_Problem requirements:_
Search the listing below for the string "Choose", then copy every line it appears in.

_Records for this exercise:_
┌──

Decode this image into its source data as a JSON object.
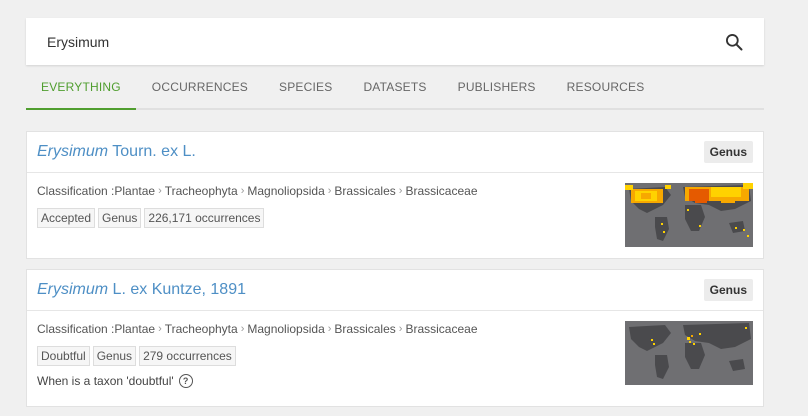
{
  "search": {
    "value": "Erysimum",
    "icon": "search-icon"
  },
  "tabs": [
    {
      "label": "EVERYTHING",
      "active": true
    },
    {
      "label": "OCCURRENCES",
      "active": false
    },
    {
      "label": "SPECIES",
      "active": false
    },
    {
      "label": "DATASETS",
      "active": false
    },
    {
      "label": "PUBLISHERS",
      "active": false
    },
    {
      "label": "RESOURCES",
      "active": false
    }
  ],
  "results": [
    {
      "title_italic": "Erysimum",
      "title_rest": " Tourn. ex L.",
      "rank": "Genus",
      "classification_label": "Classification : ",
      "classification": [
        "Plantae",
        "Tracheophyta",
        "Magnoliopsida",
        "Brassicales",
        "Brassicaceae"
      ],
      "tags": [
        "Accepted",
        "Genus",
        "226,171 occurrences"
      ],
      "help": null
    },
    {
      "title_italic": "Erysimum",
      "title_rest": " L. ex Kuntze, 1891",
      "rank": "Genus",
      "classification_label": "Classification : ",
      "classification": [
        "Plantae",
        "Tracheophyta",
        "Magnoliopsida",
        "Brassicales",
        "Brassicaceae"
      ],
      "tags": [
        "Doubtful",
        "Genus",
        "279 occurrences"
      ],
      "help": "When is a taxon 'doubtful'"
    }
  ],
  "colors": {
    "accent": "#509e2f",
    "link": "#4e8fc5",
    "background": "#f0f0f0",
    "map_ocean": "#6f6f72",
    "map_land": "#4a4a4d",
    "map_high": "#f7a800",
    "map_mid": "#ffd200",
    "map_hot": "#e55a00"
  }
}
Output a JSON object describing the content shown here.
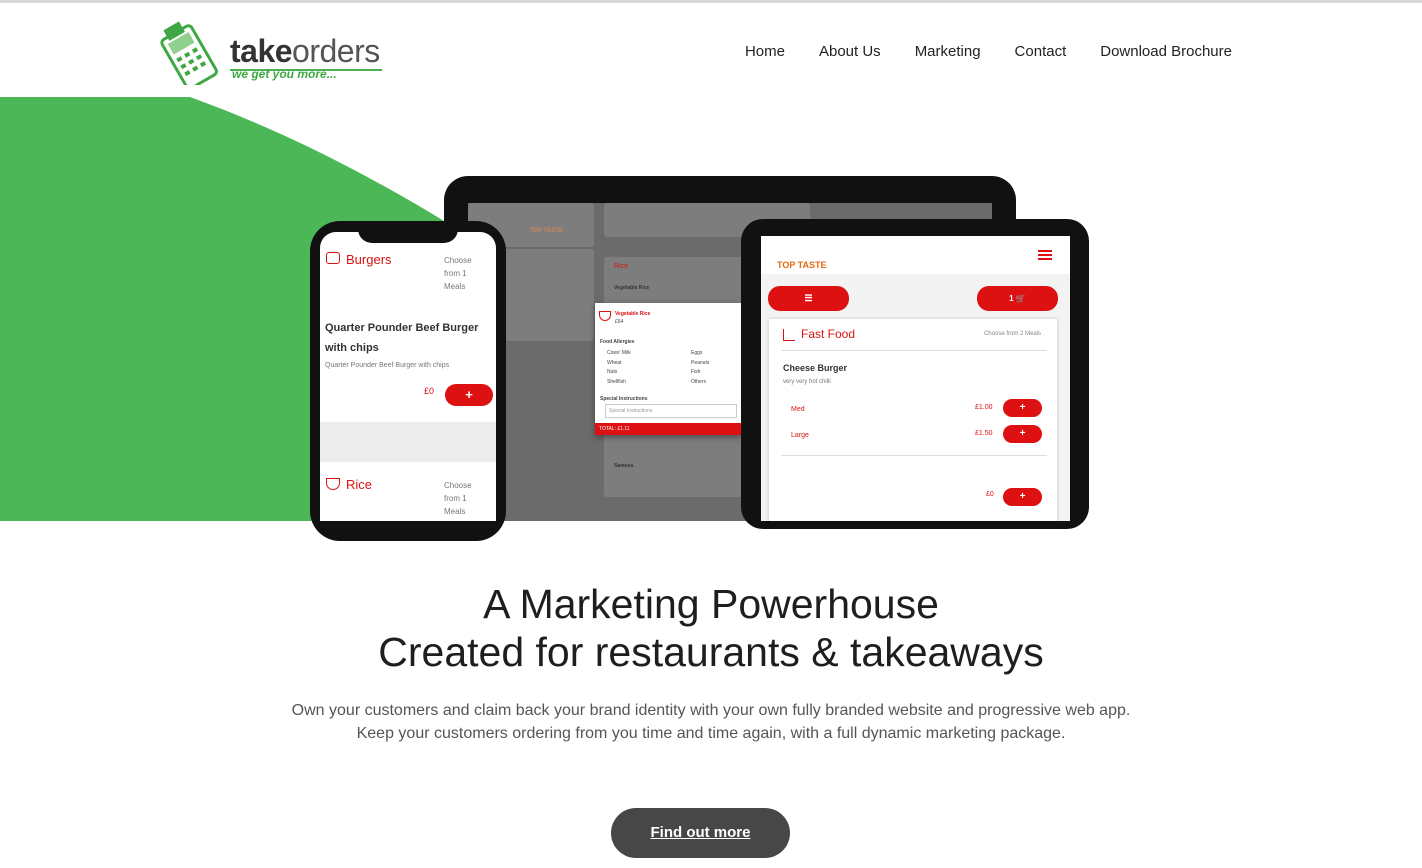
{
  "header": {
    "logo": {
      "brand_bold": "take",
      "brand_regular": "orders",
      "tagline": "we get you more..."
    },
    "nav": [
      "Home",
      "About Us",
      "Marketing",
      "Contact",
      "Download Brochure"
    ]
  },
  "hero_devices": {
    "phone": {
      "category1": "Burgers",
      "choose1": "Choose from 1 Meals",
      "item_title": "Quarter Pounder Beef Burger with chips",
      "item_desc": "Quarter Pounder Beef Burger with chips",
      "price": "£0",
      "add": "+",
      "category2": "Rice",
      "choose2": "Choose from 1 Meals"
    },
    "laptop": {
      "logo": "TOP TASTE",
      "card1": "Rice",
      "card1_item": "Vegetable Rice",
      "card2_item": "Samosa",
      "modal_title": "Vegetable Rice",
      "modal_price": "£64",
      "modal_section": "Food Allergies",
      "allergies": [
        "Cows' Milk",
        "Eggs",
        "Wheat",
        "Peanuts",
        "Nuts",
        "Fish",
        "Shellfish",
        "Others"
      ],
      "special_label": "Special Instructions",
      "special_placeholder": "Special Instructions",
      "total": "TOTAL: £1.11"
    },
    "tablet": {
      "logo": "TOP TASTE",
      "cart_count": "1",
      "category": "Fast Food",
      "choose": "Choose from 2 Meals",
      "item": "Cheese Burger",
      "item_desc": "very very hot chilli",
      "options": [
        {
          "name": "Med",
          "price": "£1.00"
        },
        {
          "name": "Large",
          "price": "£1.50"
        }
      ],
      "base_price": "£0",
      "add": "+"
    }
  },
  "main": {
    "headline_line1": "A Marketing Powerhouse",
    "headline_line2": "Created for restaurants & takeaways",
    "sub_line1": "Own your customers and claim back your brand identity with your own fully branded website and progressive web app.",
    "sub_line2": "Keep your customers ordering from you time and time again, with a full dynamic marketing package.",
    "cta": "Find out more"
  },
  "colors": {
    "green": "#4cb757",
    "red": "#dd1111",
    "cta": "#474747"
  }
}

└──

_Result for this task:_
      "choose1": "Choose from 1 Meals",
      "choose2": "Choose from 1 Meals"
      "choose": "Choose from 2 Meals",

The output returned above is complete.